1 or 2 servings
Put a 3-pound lobster—in front of someone, and you’ll be amazed at how much one person can eat. The water should be salted, which can be done in three ways: You can cook in seawater, which is nice; you can add seaweed, which is charming (and works); or you can use salt, as most of us do. Other than that, lobsters don’t need much; I used to do melted butter, now just eat them with a tony squeeze of lemon so I can really taste the meat. To serve any number of people, multiply this recipe accordingly.
1 or 2 lobsters, about 3 pounds total
1. Put an inch or so of water in a large pot, bring it to a boil and salt it. Put lobster in the pot one by one (use tongs— when they don’t try to pinch you, they’re probably dead).

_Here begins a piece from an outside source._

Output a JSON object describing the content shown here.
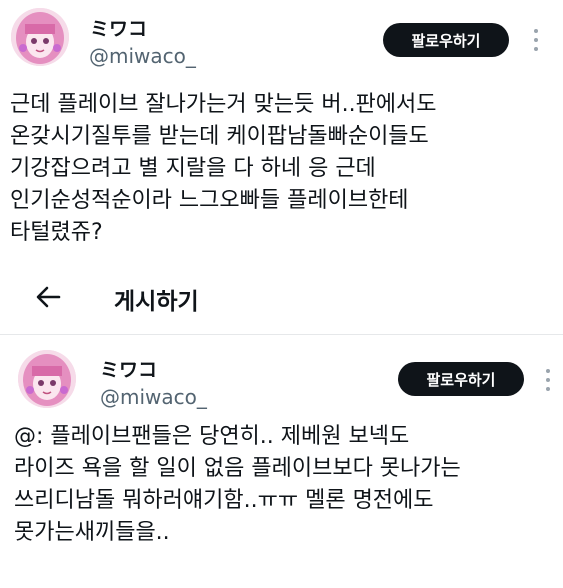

2. Count cooking time from when the water returns to a boil: Cook lobster for about 8 minutes for its first pound and then an additional 3 or 4 minutes per pound thereafter. (Thus a 3-pounder should boil for 15 to 20 minutes.) The foolproof way to check doneness (essential with larger lobsters) is to insert an instant-read thermometer into the tail meat by sliding it in between the underside of the body and the tail joint; lobster is done at 140°F. Drain in a colander for a few minutes and eat, cool and eat later, or remove the meat from the shells to use for something else. (If you’d like to drain the water accumulated in the lobster shell, poke a hole in the crosshairs right behind the eyes, drain out the water and (if you feel like making stock with the leftover shells), save it.